Sitting in my economics lecture hall, I couldn’t help but be irritated by the flashing Facebook pages in front of me. Let’s face it, Facebook is what gets us through our lectures. It’s the first page we open each morning and the last one we exit. But hearing about a friend’s death through someone’s Facebook status about a week ago shattered all my illusions of the purpose of using it. In this age, communication in the form of social networks has increased, engulfing most people and beckoning the rest into a world of gossip, drama and pretension. But while many look at this blessed monstrosity as a way of keeping in touch, I see the idea of privacy fly out the window.
Facebook is definitely the premier source of news for many of us. Status messages like “Earthquake in Haiti,” “Manchester United fails yet again,” etc. make me Google this information and help keep me updated with what’s happening in the world. But a status publicly announcing grief over the death of a friend is an insensitive move that is surprisingly accepted as commonplace among Facebook users. This is one case where I wish I had received the phone call before the declaration on Facebook.

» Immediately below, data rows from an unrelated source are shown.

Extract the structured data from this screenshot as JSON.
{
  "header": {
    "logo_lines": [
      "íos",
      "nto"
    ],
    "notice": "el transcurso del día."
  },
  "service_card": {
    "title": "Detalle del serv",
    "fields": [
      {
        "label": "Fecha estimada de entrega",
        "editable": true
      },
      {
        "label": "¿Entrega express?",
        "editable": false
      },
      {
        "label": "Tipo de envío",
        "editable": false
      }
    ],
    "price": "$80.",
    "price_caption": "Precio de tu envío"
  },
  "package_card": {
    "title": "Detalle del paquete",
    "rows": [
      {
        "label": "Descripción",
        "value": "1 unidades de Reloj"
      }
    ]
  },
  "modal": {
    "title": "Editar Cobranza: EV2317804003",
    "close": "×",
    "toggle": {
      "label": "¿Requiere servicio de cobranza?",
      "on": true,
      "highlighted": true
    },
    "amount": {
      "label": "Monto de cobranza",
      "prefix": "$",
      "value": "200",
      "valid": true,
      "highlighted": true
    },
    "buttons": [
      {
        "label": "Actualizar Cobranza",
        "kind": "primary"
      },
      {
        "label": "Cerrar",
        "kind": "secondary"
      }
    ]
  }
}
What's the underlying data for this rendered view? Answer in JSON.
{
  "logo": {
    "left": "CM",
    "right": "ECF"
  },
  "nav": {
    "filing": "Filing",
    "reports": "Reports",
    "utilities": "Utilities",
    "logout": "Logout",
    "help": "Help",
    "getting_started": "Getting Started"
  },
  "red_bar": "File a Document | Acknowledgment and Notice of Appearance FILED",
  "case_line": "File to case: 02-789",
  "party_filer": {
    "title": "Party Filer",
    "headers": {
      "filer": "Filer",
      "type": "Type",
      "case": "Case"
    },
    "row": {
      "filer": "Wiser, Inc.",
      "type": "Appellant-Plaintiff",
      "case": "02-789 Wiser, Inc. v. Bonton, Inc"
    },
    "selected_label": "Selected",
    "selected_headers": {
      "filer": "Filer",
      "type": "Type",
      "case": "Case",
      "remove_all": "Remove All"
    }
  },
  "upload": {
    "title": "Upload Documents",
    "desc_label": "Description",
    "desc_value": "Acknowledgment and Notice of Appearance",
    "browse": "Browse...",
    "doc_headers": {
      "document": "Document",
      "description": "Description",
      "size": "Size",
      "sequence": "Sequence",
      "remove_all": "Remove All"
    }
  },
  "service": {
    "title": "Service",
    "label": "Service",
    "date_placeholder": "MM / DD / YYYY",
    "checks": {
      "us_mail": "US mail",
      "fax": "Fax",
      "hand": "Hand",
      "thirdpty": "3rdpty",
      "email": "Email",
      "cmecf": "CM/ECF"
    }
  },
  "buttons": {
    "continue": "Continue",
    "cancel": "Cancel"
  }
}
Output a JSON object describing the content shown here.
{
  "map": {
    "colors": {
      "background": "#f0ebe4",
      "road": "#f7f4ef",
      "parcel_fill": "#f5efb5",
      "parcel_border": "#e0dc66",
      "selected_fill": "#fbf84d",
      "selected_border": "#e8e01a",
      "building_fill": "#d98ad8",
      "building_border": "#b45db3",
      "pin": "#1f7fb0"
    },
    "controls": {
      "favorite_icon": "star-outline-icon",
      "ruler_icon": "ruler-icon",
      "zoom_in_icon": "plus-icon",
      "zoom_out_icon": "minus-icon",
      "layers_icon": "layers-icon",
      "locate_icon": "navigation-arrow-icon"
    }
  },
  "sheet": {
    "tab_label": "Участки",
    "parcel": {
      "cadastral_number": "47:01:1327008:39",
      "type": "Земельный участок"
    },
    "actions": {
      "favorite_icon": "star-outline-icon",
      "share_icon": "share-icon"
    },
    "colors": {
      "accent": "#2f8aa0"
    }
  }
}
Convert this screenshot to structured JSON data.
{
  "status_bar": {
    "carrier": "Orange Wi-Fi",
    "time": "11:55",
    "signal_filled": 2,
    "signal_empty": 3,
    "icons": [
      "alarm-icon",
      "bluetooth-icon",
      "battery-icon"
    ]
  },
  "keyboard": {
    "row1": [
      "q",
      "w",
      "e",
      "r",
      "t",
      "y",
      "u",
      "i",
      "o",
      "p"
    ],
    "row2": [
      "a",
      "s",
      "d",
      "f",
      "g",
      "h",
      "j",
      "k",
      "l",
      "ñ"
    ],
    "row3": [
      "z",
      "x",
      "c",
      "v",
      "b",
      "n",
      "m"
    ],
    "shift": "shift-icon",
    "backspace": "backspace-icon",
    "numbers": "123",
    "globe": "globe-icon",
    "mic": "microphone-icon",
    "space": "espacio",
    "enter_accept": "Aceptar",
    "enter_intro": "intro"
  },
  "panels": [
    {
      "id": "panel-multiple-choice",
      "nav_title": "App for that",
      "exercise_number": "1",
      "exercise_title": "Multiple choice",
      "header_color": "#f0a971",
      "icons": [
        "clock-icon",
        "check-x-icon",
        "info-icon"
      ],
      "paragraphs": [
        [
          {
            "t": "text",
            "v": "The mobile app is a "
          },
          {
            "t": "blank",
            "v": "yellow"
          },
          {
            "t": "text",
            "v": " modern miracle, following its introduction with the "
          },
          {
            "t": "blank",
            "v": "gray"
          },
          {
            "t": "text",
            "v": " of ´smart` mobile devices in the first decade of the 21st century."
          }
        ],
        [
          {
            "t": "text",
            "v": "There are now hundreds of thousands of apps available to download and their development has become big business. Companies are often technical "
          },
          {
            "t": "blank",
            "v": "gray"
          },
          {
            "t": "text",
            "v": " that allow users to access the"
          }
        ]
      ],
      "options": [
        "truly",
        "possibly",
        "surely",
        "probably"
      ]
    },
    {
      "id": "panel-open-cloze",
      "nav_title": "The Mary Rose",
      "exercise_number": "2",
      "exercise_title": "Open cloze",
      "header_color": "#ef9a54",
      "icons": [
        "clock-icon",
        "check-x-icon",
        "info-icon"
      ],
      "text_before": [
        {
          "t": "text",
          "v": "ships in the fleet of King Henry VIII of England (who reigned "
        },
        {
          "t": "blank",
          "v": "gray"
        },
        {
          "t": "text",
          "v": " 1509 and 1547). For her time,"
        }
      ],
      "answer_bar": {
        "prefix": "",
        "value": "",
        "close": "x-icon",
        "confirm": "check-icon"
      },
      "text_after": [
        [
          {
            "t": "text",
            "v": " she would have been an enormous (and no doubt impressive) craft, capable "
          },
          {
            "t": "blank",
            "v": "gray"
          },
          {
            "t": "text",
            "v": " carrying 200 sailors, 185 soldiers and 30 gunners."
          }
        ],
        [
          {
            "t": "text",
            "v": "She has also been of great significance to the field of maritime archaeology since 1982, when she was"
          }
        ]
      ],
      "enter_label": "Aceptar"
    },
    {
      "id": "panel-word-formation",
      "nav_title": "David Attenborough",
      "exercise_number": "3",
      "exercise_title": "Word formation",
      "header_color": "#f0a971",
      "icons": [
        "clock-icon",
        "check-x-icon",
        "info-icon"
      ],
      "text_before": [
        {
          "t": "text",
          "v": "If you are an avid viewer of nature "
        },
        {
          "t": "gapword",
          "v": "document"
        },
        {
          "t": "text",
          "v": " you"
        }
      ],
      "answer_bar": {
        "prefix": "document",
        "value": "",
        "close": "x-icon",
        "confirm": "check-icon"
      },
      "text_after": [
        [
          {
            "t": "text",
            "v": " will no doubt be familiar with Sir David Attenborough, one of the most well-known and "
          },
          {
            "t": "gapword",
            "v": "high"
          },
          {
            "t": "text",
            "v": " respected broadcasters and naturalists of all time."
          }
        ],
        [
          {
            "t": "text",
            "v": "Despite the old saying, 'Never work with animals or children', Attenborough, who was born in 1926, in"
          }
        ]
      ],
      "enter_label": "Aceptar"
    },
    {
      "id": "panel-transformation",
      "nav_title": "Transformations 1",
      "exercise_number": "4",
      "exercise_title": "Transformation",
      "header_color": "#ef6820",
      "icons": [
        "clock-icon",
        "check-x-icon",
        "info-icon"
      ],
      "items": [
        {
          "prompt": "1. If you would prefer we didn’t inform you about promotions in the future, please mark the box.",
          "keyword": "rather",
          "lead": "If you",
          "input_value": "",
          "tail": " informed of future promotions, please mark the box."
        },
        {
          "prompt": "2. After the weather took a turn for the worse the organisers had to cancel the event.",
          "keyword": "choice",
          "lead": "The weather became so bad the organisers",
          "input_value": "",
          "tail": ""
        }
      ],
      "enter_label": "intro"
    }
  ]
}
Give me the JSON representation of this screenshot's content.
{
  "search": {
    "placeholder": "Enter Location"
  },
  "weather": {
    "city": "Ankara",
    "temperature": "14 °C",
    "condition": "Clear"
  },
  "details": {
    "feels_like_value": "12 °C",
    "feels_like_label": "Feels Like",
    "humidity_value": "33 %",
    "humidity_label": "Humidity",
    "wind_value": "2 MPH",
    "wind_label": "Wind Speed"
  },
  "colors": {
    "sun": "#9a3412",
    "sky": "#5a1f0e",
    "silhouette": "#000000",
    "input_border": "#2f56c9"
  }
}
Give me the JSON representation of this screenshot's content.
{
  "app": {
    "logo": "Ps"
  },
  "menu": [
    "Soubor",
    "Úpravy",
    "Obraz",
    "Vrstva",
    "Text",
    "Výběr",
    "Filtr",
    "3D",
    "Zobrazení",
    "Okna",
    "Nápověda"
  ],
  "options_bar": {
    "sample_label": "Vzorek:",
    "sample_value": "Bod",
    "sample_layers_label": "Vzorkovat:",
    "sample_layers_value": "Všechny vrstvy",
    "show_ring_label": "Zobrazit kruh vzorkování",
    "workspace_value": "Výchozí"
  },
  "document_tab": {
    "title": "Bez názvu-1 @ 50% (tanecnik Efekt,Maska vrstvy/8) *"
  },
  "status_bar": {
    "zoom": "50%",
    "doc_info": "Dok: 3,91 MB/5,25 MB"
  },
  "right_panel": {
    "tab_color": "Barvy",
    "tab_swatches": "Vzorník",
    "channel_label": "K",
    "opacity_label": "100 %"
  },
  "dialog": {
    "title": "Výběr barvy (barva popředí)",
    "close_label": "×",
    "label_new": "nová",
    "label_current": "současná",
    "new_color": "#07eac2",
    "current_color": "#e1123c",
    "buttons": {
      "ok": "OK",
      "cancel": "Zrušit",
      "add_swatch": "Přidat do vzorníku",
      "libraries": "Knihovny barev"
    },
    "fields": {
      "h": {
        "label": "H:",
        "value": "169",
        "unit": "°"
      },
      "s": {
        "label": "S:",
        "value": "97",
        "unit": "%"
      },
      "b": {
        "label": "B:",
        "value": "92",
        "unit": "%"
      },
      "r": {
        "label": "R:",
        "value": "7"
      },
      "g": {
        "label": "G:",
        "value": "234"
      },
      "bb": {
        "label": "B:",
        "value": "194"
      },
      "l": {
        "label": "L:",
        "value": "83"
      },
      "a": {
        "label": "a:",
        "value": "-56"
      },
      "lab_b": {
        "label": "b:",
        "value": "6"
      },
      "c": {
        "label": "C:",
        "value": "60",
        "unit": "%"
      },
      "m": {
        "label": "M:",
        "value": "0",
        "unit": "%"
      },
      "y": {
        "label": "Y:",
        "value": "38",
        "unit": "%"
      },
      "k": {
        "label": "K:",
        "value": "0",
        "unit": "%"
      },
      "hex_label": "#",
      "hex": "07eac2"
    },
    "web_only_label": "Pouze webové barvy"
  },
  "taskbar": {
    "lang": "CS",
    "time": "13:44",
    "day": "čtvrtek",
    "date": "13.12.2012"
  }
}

There are more common instances of tactlessness and drama on Facebook. For about a month, I watched two friends exchange wall posts filled with romantic declarations and things that made me blush. The couple even met through Facebook. It’s not that Facebook doesn’t provide us with enough options to have private, personal conversations. Everyone just chooses to talk about intimate affairs in public instead.
It is also replacing text as the more insensitive way to send invitations, apologize and even to break up. I could not think of a better way to end a relationship with a jerk that cheated on me than to simply declare my relationship status as single and unfriend him. But that isn’t a mature way to end a real relationship.
Facebook has become a channel for users to broadcast their social networks without being judged as boastful. Whoever said popularity was only important in high school was absolutely wrong. Facebook has reinforced the occurrence of high school cliques — but on a global level. Even parents have begun to engage in the “who is more popular” game. It’s all about the number of friends, the number of pictures, the wall posts, etc. We have essentially built an alternate personality in this subtlety-deprived network.
And let’s consider profile stalking — a creepy but fun way of passing time. It is easy for anyone to follow a person’s life through their Facebook profile. Just consider the claims of Hamas, the Islamist movement that controls Gaza, which believes that personal information on Facebook is making it easier for Israelis to recruit the perfect spies for the Israeli-Palestinian conflict. Through a look into the personal life and issues of users plastered all over Facebook, one can see why it wouldn’t be hard to build reliable profiles of people and lure them into working as spies.
But there’s the direct threat of Facebook stalking as well. About a month ago, 17-year-old Ashleigh Hall added a stranger without knowing his true identity. After posing as a 17-year-old boy, he turned out to be her 33-year-old sex offender and murderer. It is mistakes like these that cost dearly. It is a matter of not accepting friend requests from unknown people, regardless of whom they say they are. But however much we stress this issue, social networking sites still provide us with a weapon that we can easily turn on ourselves if not used responsibly.
Facebook is definitely one of the innovations that has defined the 21st century so far. But all it requires is a little bit of responsible use, so that we don’t lose ourselves in this fabricated, virtual world. Let’s keep with Facebook’s purpose of reinforcing our social life, not defining it. As for me, sure, I feel a little bit of resentment and disgust towards Facebook right now, but I know I will soon get over it and continue to build my cyber image.
Aida Ali is an LSA freshman.